= What you will do =
Could you count the lines in the data that contain "apples"? Reply with the number only.

Records drawn from a dataset:
——
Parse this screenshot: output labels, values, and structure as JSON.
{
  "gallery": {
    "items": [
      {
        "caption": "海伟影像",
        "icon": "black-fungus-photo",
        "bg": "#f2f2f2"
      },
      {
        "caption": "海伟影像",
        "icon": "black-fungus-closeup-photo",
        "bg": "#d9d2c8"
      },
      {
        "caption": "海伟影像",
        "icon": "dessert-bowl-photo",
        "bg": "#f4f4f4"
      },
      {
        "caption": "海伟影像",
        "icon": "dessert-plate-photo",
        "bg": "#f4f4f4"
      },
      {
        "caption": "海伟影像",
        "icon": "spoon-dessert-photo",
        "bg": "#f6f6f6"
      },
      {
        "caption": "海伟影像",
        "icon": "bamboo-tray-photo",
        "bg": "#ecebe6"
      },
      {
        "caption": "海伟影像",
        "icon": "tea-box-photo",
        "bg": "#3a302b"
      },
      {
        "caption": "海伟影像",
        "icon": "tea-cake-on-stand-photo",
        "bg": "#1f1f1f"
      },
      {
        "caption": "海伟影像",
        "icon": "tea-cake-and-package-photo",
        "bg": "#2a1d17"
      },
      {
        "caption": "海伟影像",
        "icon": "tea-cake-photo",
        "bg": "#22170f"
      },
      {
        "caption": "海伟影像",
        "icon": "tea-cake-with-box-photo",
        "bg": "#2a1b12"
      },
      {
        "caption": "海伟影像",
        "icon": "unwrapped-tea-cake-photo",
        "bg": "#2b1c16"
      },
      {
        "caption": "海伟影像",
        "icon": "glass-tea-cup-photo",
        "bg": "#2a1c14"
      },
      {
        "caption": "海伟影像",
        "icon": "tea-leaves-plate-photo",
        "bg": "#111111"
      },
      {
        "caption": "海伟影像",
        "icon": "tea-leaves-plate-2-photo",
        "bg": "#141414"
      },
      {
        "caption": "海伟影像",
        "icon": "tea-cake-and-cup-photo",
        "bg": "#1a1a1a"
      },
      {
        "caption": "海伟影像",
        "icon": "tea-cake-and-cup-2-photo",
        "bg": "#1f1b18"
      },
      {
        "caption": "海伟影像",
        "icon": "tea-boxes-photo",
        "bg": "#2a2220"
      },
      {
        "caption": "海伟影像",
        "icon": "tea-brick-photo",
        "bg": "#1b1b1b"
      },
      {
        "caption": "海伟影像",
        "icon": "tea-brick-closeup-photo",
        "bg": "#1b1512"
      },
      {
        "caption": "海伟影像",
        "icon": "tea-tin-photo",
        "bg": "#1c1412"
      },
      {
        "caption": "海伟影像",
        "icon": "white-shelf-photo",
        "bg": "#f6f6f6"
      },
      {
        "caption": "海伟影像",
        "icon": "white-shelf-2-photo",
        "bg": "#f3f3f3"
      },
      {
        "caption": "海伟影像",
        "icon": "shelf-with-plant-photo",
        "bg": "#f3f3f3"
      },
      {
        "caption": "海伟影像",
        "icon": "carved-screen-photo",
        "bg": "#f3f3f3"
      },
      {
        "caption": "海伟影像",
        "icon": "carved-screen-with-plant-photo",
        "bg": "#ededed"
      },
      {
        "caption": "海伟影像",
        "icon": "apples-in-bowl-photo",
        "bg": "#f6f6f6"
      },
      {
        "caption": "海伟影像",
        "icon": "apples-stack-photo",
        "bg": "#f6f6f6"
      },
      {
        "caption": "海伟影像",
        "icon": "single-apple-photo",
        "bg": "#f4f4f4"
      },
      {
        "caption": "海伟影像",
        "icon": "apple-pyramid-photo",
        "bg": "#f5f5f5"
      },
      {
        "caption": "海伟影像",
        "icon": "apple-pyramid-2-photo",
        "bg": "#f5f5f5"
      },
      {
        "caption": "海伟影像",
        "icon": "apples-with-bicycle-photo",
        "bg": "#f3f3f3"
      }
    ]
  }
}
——
= Answer to this task =
3